Barbara Partee | Professor of Linguistics UMass, Amherst

I loved teaching in the NYI in 2003 and 2005, and sitting in on other faculty's great courses. Loved the varied evening programs, including fascinating films and really interesting people giving riveting talks. Loved the mixture of students and young researchers from different backgrounds and their stimulating questions and discussions. Loved the camaraderie among students and faculty. Loved St Petersburg in the summer. And the organizers and their helpers make it all work beautifully!

Rajesh Bhatt | Professor of Linguistics and Department Head UMass, Amherst

The NYI was an intellectually stimulating experience. I learned a lot from my students as well as from the other classes. The research interests of a significant subset of the faculty overlapped in such a way that the students got a true "stereo" experience. But the most exciting thing for me were the students: rarely have I taught students who were so eager. Their enthusiasm allowed my introductory syntax class to be simultaneously about foundational and cutting-edge issues in syntactic theory.

Robyn Stein deLuca | Dept. of Cultural Analysis and Theory, Stony Brook University

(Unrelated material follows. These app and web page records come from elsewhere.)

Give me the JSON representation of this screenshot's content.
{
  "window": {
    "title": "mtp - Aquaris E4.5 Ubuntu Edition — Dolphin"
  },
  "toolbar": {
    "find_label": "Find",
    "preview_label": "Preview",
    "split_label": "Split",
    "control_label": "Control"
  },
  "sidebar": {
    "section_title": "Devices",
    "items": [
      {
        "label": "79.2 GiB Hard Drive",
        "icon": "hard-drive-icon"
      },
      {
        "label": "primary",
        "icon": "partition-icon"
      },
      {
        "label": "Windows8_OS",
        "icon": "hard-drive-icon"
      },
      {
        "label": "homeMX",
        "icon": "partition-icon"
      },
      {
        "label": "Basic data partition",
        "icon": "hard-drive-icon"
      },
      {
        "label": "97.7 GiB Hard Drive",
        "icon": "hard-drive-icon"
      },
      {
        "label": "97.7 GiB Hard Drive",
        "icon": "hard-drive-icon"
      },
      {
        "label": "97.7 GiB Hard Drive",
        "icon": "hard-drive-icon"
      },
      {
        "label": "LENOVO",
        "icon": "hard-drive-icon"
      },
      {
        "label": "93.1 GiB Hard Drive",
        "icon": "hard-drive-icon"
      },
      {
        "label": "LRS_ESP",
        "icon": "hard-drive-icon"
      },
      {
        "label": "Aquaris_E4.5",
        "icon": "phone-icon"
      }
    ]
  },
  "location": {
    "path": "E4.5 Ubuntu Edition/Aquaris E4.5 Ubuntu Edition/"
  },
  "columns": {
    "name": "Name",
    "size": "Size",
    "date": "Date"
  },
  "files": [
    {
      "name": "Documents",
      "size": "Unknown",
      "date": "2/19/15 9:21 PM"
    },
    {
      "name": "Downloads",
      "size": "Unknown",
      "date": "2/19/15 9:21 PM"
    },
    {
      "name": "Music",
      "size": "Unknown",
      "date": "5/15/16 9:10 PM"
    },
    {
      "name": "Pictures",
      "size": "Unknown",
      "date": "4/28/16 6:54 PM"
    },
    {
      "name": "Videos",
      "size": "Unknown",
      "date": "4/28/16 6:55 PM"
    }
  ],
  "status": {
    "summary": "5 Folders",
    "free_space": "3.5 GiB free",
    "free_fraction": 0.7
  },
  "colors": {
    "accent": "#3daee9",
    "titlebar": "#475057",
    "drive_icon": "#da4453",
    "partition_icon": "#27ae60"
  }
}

NYI was a fantastic experience because of the great camaraderie among students and faculty.

E. K. Tan | Assistant Professor of Film Studies Stony Brook University

NYI-St. Petersburg offered me the opportunity to share my knowledge with and learn from students from diverse backgrounds. This short three-week program was a wonderful experience where I was immersed in a cultural tradition that was wonderfully rich and mesmerizing..

Janet Dean Fodor, Distinguished Professor of Linguistics | CUNY Graduate Center

I found the experience of teaching at the NYI Institute enormously rewarding. I have encouraged my colleagues to consider participating in the future. And I would strongly recommend a summer, or more than one, at the Institute for any graduate student or beginning faculty member who is eager to engage in research on language and cognition and who swishes to gain an international perspective on recent trends in cognitive research methods and finding.

Leonard H. Babby, Professor of Slavic Linguistics | Princeton University

The NYI program is, from my point of view, a work of art.

Christopher Potts, Professor of Linguistics | Stanford University

My teaching experiences at the 2004 and 2005 New York Institute were among the most satisfying of my career so far. The institute's organizers worked hard to establish a serious yet welcoming atmosphere, and my students were knowledgeable and highly engaged. Their comments were fresh and enlightening, as were the faculty lectures and symposia. I came home intellectually enriched. The NYI achieved an impressively high level of substantive cross-cultural and multidisciplinary communication. I feel fortunate to have taken part in it.

Patrice Brodeur, Canada Research Professor on Islam, Pluralism and Globalization | University of Montreal

In my opinion, the most important aspect of this program is the cross-cultural encounter that fosters multiple dimensions at once, thus leading to a truly transformative learning experience for all those involved, students, faculty and staff alike.

Darcie Vandegrift | Associate Professor of Sociology, Drake University

I believe the strength of the program was the opportunity for students and faculty to experientially learn about many things: the structure and content of U.S. university courses, the impact of social location on knowledge construction, and the heterogeneity of groups often lumped into homogenous categories (e.g., “Russians,” “Americans,” “academics.”) I was in the minority in terms of academic discipline (the only sociologist/anthropologist), but I felt that the students gained insight into qualitative research methodology and U.S. perspectives on globalization. We discussed in depth issues of identity in the 21st century, negotiating gender, family, and work in a post-fordist era, competing conceptualizations of globalization. The students developed an open-ended interview which most then completed with a respondent outside of the course. The methodological discussions were, for me, as rewarding as the conversations about globalization. In short, I found the Institute a delight and appreciate the organizers’ efforts in bringing me to participate.

T. Gregory Garvey | Associate Professor of History, SUNY, Brockport

The NY-St. Petersburg Institute integrates a diversity of disciplines into a single, cohesive learning environment that offers both sustained study of topics that are unusual in the Russian academy, and the opportunity for students to explore parallel fields. I have taught on the Cultural Studies side of the curriculum—courses in American traditions of social reform and environmentalism and have found the experience invaluable. One important characteristic of the learning environment that this Institute creates is that it occurs in an intimate setting. Although it enrolls a significant number of students—I think over 100—there is constant mingling and discussion in a courtyard that allows for threads of thought and discussion to be developed over several weeks. The organizers capitalize on this plenary environment by scheduling a series of special lectures that brings the whole Institute together with the goal of integrating the various threads developed in individual seminars. This combination of intellectual standards in the construction of curricula and the intensiveness of the environment makes this institute ideal for fostering cross-boundary teaching methods for junior faculty from Russian universities.